Sir Gordon Haemorrhage loathed Nat Eb. They’d been in shorts at Oakwick School on the Norfolk Coast. Haemorrhage, the budding biologist, taunted Eb with the entrails of roadkill from country lanes. Haemorrhage, the precocious physicist, manufactured lightning in the dormitory while Eb trembled with fear under the covers. Haemorrhage, the illicit chemist, bleached Eb’s hair in the downstairs bogs.
And now Sir Gordon Haemorrhage, Chairman of Amalgamated Bucket, the ultra low-cost airline, sipped coffee on Wrexham Station. Waiting for the train back to London after an exhausting day of negotiations with the Union. Glenda, his PA, all red and gold, with bag and boots to match, smelt glorious. Absolutely glorious. A cloud of it had just drifted across the beach where Sir Gordon’s reverie had transported him.
“Sir Gordon?” murmured Glenda.
“Sir Gordon,” she said, a little louder. “Sir Gordon, there’s a message.” She laid her hand – flashing nails and rings – on his arm. Then, delicately and discretely, took out a tissue and wiped away the line of dribble from his jacket.
“Darling?” he began, softly. Suddenly the beach evaporated and outside on the platform it was darkening and rain drizzled down the café windows. “Ah, yes, Glenda. Absolutely. You were saying?”
Glenda handed the Sir Gordon his i. The pinnacle of information technology, reduced to a simple and elegant i. He removed the dot distractedly, turning it in his fingers, and withdrew the message. He frowned. “It’s from that fool, Eb, Minister of Economic Decline. It’s that blasted emissions order. He’s playing with us, the bastard.”
If Eb thought he could destroy Amalgamated Bucket, he had another thing coming. Sir Gordon had never dreamt that Eb could muster enough support for the ARSE. Hadn’t the private carbon budget scheme just been unceremoniously dumped? And here it was again, creeping in through the back door in the form of flight rationing. A bloody crazy idea. They just closed another five economics departments in universities across the country. So where was this madness coming from? Who was thinking up all this stupidity? He scrolled down through the ethought.
From 2018 the Airline Rationing System for Emissions will be introduced on all flights leaving the United Kingdom. ARSE units will be allocated annually on an equal per capita basis free of charge to every man woman and child over 12. One ARSE unit represents the right to emit one kilogramme of CO2 from a flight. For each trip the passenger will have to present to the airline sufficient ARSE units to cover the emissions from the flight. ARSE units will be freely tradable on the main exchanges. Each year the government will issue fewer ARSE units until air traffic is brought to a satisfactory level.
Eb meant business and Sir Gordon’s mind was whirring. The little runt! We have to bring down this mad-hat scheme.
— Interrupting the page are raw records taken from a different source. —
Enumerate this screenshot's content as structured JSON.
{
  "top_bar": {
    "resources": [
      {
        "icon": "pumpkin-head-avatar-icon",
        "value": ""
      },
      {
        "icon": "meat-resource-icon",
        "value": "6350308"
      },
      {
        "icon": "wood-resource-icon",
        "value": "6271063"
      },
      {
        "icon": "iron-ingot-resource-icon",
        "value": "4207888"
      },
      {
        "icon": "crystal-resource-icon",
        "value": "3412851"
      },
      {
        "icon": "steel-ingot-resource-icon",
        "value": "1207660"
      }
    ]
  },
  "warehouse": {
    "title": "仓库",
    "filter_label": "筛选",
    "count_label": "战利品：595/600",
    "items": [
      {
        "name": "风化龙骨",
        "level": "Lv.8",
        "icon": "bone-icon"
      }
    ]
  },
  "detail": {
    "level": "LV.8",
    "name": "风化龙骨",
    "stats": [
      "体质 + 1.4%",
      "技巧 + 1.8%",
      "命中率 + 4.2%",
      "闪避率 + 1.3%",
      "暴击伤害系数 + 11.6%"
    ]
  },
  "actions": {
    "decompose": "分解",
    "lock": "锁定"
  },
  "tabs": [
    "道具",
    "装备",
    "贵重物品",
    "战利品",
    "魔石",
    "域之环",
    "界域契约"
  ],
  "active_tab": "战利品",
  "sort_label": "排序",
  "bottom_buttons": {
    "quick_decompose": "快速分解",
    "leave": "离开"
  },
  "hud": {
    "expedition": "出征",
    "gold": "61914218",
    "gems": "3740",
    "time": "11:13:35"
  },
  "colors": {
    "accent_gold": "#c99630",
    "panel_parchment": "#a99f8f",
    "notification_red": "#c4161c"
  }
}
He handed the i back to Glenda. “Get me Klaxon-Schmitt!” he snapped.
Somewhere in Chelsea, Heinz Klaxon-Schmitt grunted and rolled off a plump, plaited Fraulein. He stretched over to pick up his i.
It was a snarl from Sir Gordon: “What are you doing? Where the hell are you?”
Klaxon-Schmitt coughed. “Back home, something came up.”
“Well get yer bloody clothes on you blasted German Hound and get yerself over to the office. We’ve an all-nighter ahead of us. Eb’s issued the ARSE order. He’s not bloody going to get away with it. I’ll see you there,” – he looked at his watch – “at midnight. Don’t be late.”
Then Sir Gordon turned back to Glenda. “Tell Maloney to sell twenty million.” Glenda blanched. “But Sir Gordon,” she stammered, “that’s…” “Just bloody do it, girl,” growled the knight.
But he was late. ABU had already tumbled on New York and Sir Gordon was down fifty million quid. “The bastard!” he seethed. And Glenda shivered – an angry and impoverished Sir Gordon didn’t have the same allure.